Wasserman Schultz called the video "indefensible" and said Moran's son, Patrick, was right to resign.

But the DNC chairwoman quickly pivoted to attack Republicans.

"Look, the difference here is that when something like that happens, on our side, first of all, that's one person, and he was quickly taken out of the campaign and we stressed our commitment to making sure that there is no tolerance for voter fraud. But let's look at the Republican Party," Wasserman Schultz said. "In three states, the Republicans have gotten caught paying Nathan Sproul's firm for voter registration fraud. My state and Virginia and one other state where the Republicans paid a firm that was caught deliberately, fraudulently registering voters, tossing out some registrations that were Democratic voter registrations.
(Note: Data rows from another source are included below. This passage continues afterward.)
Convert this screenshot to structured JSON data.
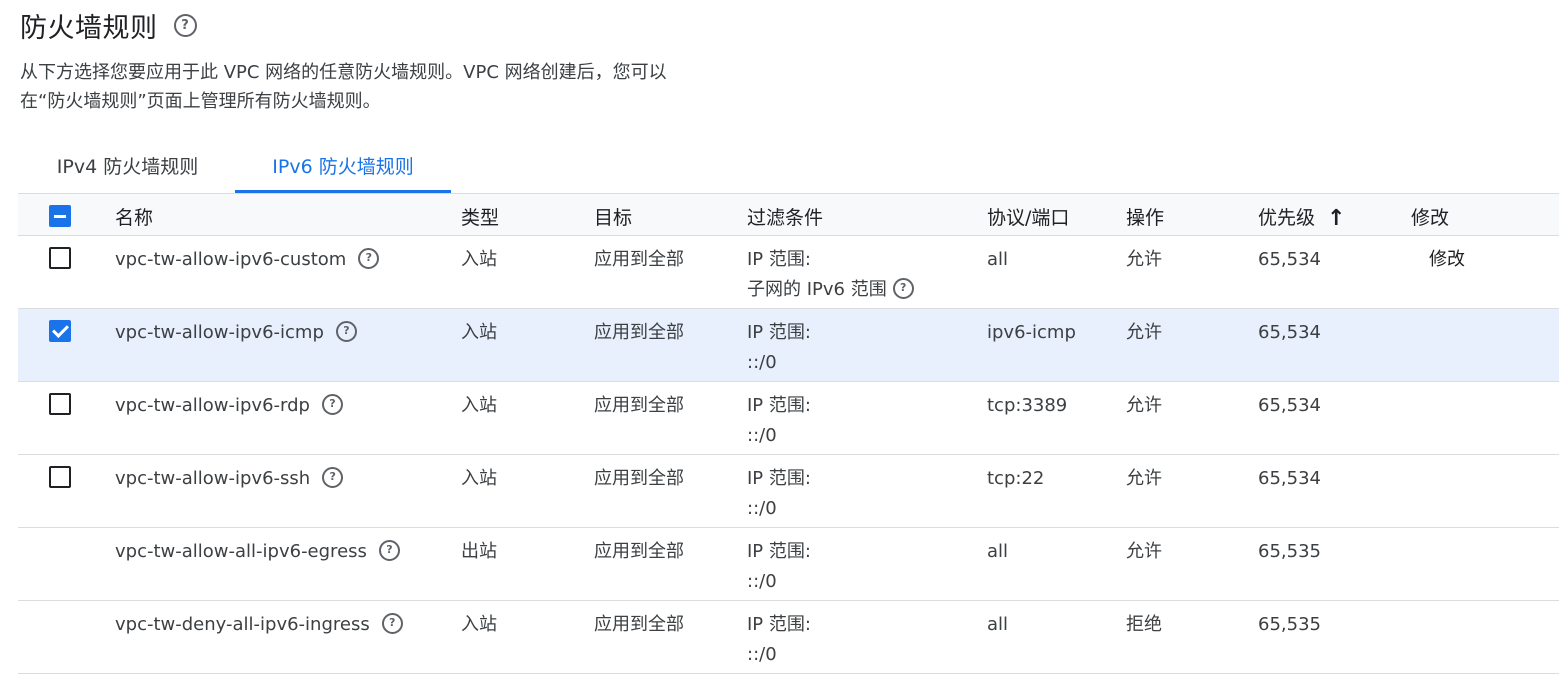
{
  "page": {
    "title": "防火墙规则",
    "description_line1": "从下方选择您要应用于此 VPC 网络的任意防火墙规则。VPC 网络创建后，您可以",
    "description_line2": "在“防火墙规则”页面上管理所有防火墙规则。"
  },
  "tabs": [
    {
      "label": "IPv4 防火墙规则",
      "active": false
    },
    {
      "label": "IPv6 防火墙规则",
      "active": true
    }
  ],
  "columns": {
    "name": "名称",
    "type": "类型",
    "target": "目标",
    "filter": "过滤条件",
    "protocol": "协议/端口",
    "action": "操作",
    "priority": "优先级",
    "edit": "修改"
  },
  "rows": [
    {
      "name": "vpc-tw-allow-ipv6-custom",
      "type": "入站",
      "target": "应用到全部",
      "filter_label": "IP 范围:",
      "filter_value": "子网的 IPv6 范围",
      "protocol": "all",
      "action": "允许",
      "priority": "65,534",
      "edit": "修改",
      "checked": false,
      "has_checkbox": true
    },
    {
      "name": "vpc-tw-allow-ipv6-icmp",
      "type": "入站",
      "target": "应用到全部",
      "filter_label": "IP 范围:",
      "filter_value": "::/0",
      "protocol": "ipv6-icmp",
      "action": "允许",
      "priority": "65,534",
      "edit": "",
      "checked": true,
      "has_checkbox": true
    },
    {
      "name": "vpc-tw-allow-ipv6-rdp",
      "type": "入站",
      "target": "应用到全部",
      "filter_label": "IP 范围:",
      "filter_value": "::/0",
      "protocol": "tcp:3389",
      "action": "允许",
      "priority": "65,534",
      "edit": "",
      "checked": false,
      "has_checkbox": true
    },
    {
      "name": "vpc-tw-allow-ipv6-ssh",
      "type": "入站",
      "target": "应用到全部",
      "filter_label": "IP 范围:",
      "filter_value": "::/0",
      "protocol": "tcp:22",
      "action": "允许",
      "priority": "65,534",
      "edit": "",
      "checked": false,
      "has_checkbox": true
    },
    {
      "name": "vpc-tw-allow-all-ipv6-egress",
      "type": "出站",
      "target": "应用到全部",
      "filter_label": "IP 范围:",
      "filter_value": "::/0",
      "protocol": "all",
      "action": "允许",
      "priority": "65,535",
      "edit": "",
      "checked": false,
      "has_checkbox": false
    },
    {
      "name": "vpc-tw-deny-all-ipv6-ingress",
      "type": "入站",
      "target": "应用到全部",
      "filter_label": "IP 范围:",
      "filter_value": "::/0",
      "protocol": "all",
      "action": "拒绝",
      "priority": "65,535",
      "edit": "",
      "checked": false,
      "has_checkbox": false
    }
  ],
  "icons": {
    "help": "help-circle-icon",
    "sort": "arrow-up-icon",
    "select_all": "indeterminate-checkbox-icon"
  },
  "colors": {
    "accent": "#1a73e8",
    "selected_row": "#e8f0fe",
    "header_bg": "#f8f9fa",
    "border": "#dadce0"
  }
}
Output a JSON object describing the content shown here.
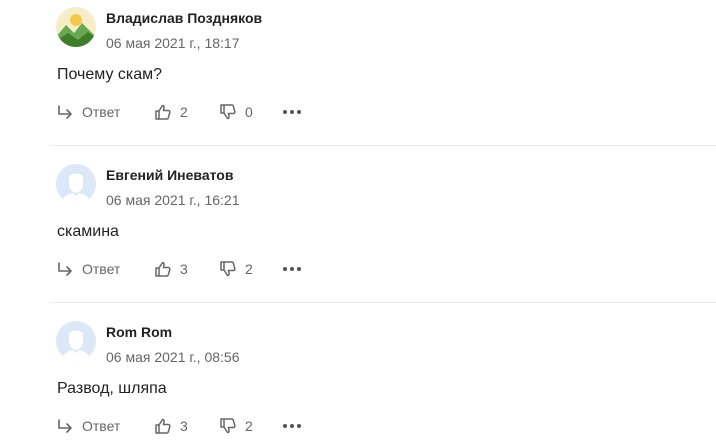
{
  "comments": [
    {
      "author": "Владислав Поздняков",
      "date": "06 мая 2021 г., 18:17",
      "text": "Почему скам?",
      "reply_label": "Ответ",
      "likes": "2",
      "dislikes": "0",
      "avatar": "landscape-photo"
    },
    {
      "author": "Евгений Иневатов",
      "date": "06 мая 2021 г., 16:21",
      "text": "скамина",
      "reply_label": "Ответ",
      "likes": "3",
      "dislikes": "2",
      "avatar": "default-user"
    },
    {
      "author": "Rom Rom",
      "date": "06 мая 2021 г., 08:56",
      "text": "Развод, шляпа",
      "reply_label": "Ответ",
      "likes": "3",
      "dislikes": "2",
      "avatar": "default-user"
    }
  ],
  "colors": {
    "text": "#222222",
    "muted": "#666666",
    "divider": "#e8e8e8",
    "default_avatar_bg": "#dce8f7",
    "default_avatar_fg": "#ffffff"
  }
}
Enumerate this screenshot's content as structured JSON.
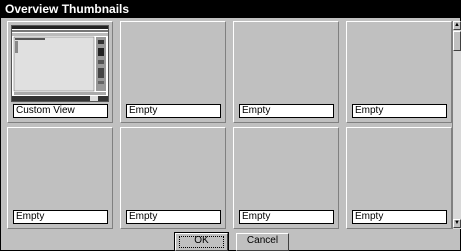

And so the deep-seated, widespread voter fraud that the Republicans are seen to have been continuing to contract this firm for, that's what's very disturbing."

The Florida lawmaker went on to say that incidents should be dealt with as Moran's was, because "there's zero tolerance for voter fraud."

"That's the bottom line," Wasserman Schultz added.